If you have a lovely home, you’ll want to be able to enjoy it all year round but heating, especially for larger or older properties, can be a significant expense. Heating isn’t just of benefit to you – warmth and a consistent temperature also helps to maintain the condition of your property and your possessions inside it.
While traditional methods such as oil and gas are costly and both are subject to volatility of supply, not to mention the additional hassles associated with arranging fuel deliveries, renewable heating offers many advantages.
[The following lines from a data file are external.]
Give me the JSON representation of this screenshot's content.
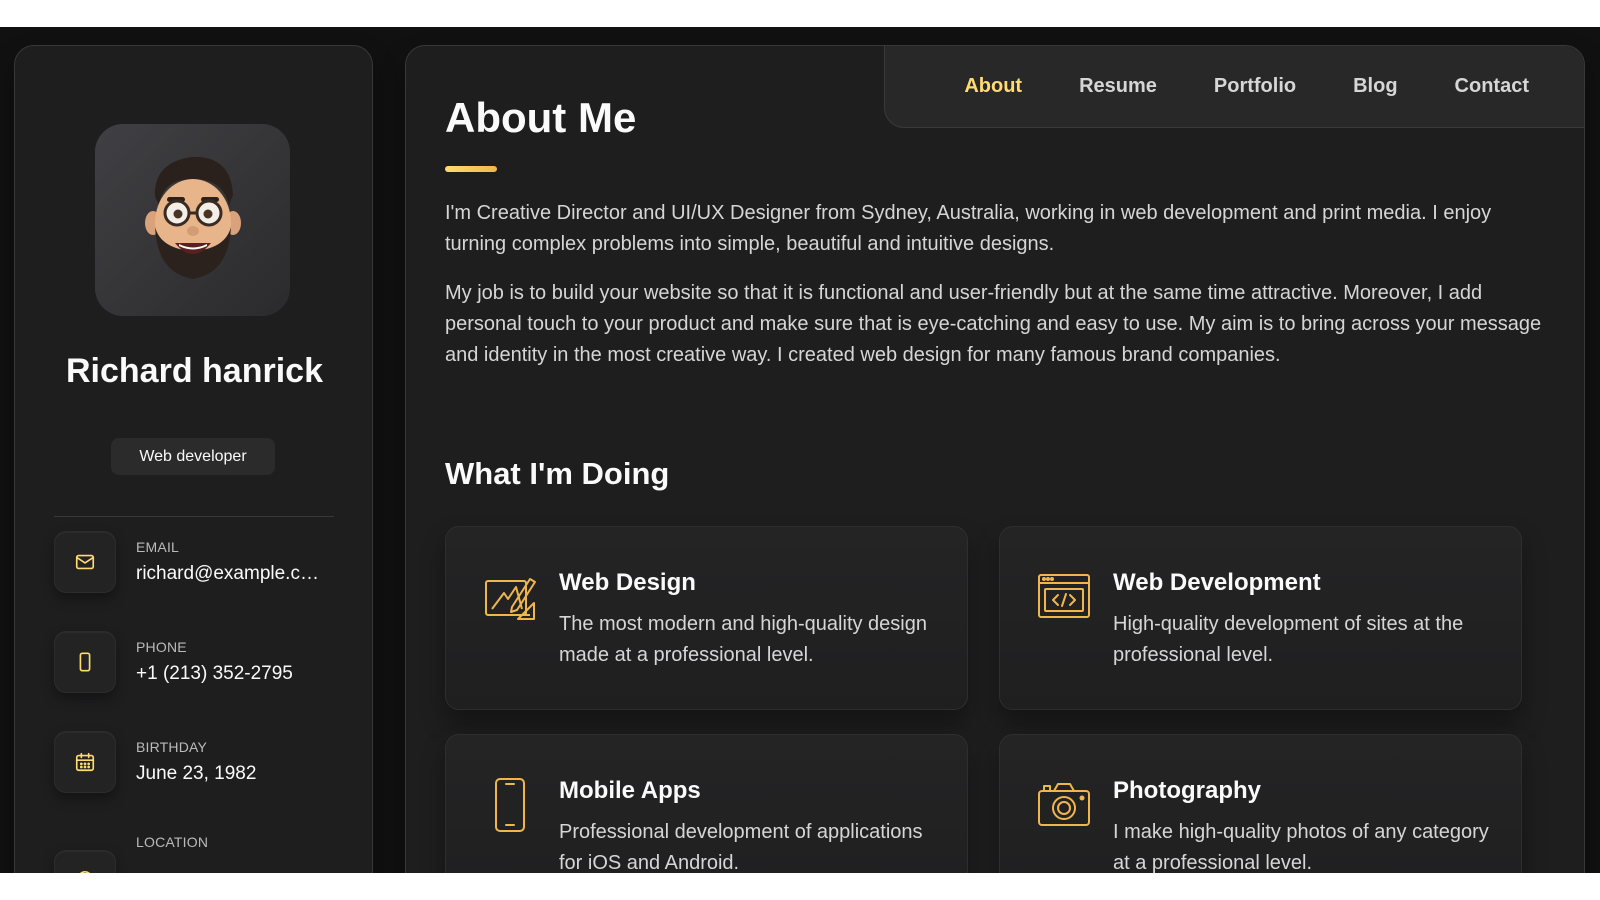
{
  "sidebar": {
    "name": "Richard hanrick",
    "title": "Web developer",
    "avatar_icon": "memoji-avatar",
    "contacts": [
      {
        "label": "EMAIL",
        "value": "richard@example.com",
        "icon": "mail-icon"
      },
      {
        "label": "PHONE",
        "value": "+1 (213) 352-2795",
        "icon": "phone-icon"
      },
      {
        "label": "BIRTHDAY",
        "value": "June 23, 1982",
        "icon": "calendar-icon"
      },
      {
        "label": "LOCATION",
        "value": "",
        "icon": "location-icon"
      }
    ]
  },
  "navbar": {
    "items": [
      {
        "label": "About",
        "active": true
      },
      {
        "label": "Resume",
        "active": false
      },
      {
        "label": "Portfolio",
        "active": false
      },
      {
        "label": "Blog",
        "active": false
      },
      {
        "label": "Contact",
        "active": false
      }
    ]
  },
  "about": {
    "title": "About Me",
    "paragraphs": [
      "I'm Creative Director and UI/UX Designer from Sydney, Australia, working in web development and print media. I enjoy turning complex problems into simple, beautiful and intuitive designs.",
      "My job is to build your website so that it is functional and user-friendly but at the same time attractive. Moreover, I add personal touch to your product and make sure that is eye-catching and easy to use. My aim is to bring across your message and identity in the most creative way. I created web design for many famous brand companies."
    ]
  },
  "services": {
    "title": "What I'm Doing",
    "items": [
      {
        "title": "Web Design",
        "text": "The most modern and high-quality design made at a professional level.",
        "icon": "design-icon"
      },
      {
        "title": "Web Development",
        "text": "High-quality development of sites at the professional level.",
        "icon": "code-icon"
      },
      {
        "title": "Mobile Apps",
        "text": "Professional development of applications for iOS and Android.",
        "icon": "mobile-icon"
      },
      {
        "title": "Photography",
        "text": "I make high-quality photos of any category at a professional level.",
        "icon": "camera-icon"
      }
    ]
  },
  "colors": {
    "accent": "#ffdb70",
    "background": "#111111",
    "card": "#1e1e1f",
    "text": "#d6d6d6"
  }
}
Solar panels and biomass have both been extremely popular renewable technologies in recent years, boosted by the access to government grants which were available at the time. The boom in solar saw streets of homes erecting panels on their roofs to generate their own electricity. The limitations of this technology – not being able to store energy generated to use it at times when it is dark for example – and the reduction of grants to complete installations has had a direct impact on the number of installations taking place today. The advent of battery storage, which is still in its early infancy, may well give this technology a new lease of life again in the future.
Biomass – the burning of organic materials such as scrap lumber and cereals – has also become widely used for heating and hot water generation, again with a helping hand from government incentives. This technology still relies on the purchase of ‘fuel’ to burn such as wood chips, which again have seen an impact on prices and government subsidies for new installations reduced.
Heat pumps have been used for decades in Scandinavian countries but it’s only really in the past 10 years that people in the UK have begun to recognise the great potential of this renewable technology for heating and hot water. Heat pumps are non-combustion systems – they don’t burn anything – meaning they are not only better for the environment, but they are immune from fuel price rises in oil, gas, wood etc or supply issues. A ground source heat pump simply takes energy from the ground and an air source heat pump takes energy from the air, both turning it into hot water for heating and hot water taps. Heat pumps work at their most effective rate when they provide steady state low level heating, meaning that you can leave them on and enjoy a warm home while still achieving significantly low energy bills.
A ground source heat pump is particularly ideal for larger properties with land around them to install the ground loop that collects the energy needed to make the system run. It is currently considered one of the best heating options because of the generous government payments, known as the Renewable Heat Incentive (RHI), which are available to homeowners who choose to have it installed. These payments are set to be reduced soon so if you are considering a ground source heat pump, it is advisable to get the installation completed and yourself locked into the current RHI rates. Don’t get left out in the cold.
This originally appeared on the Fine & Country Property Lifestyles blog, July 2017.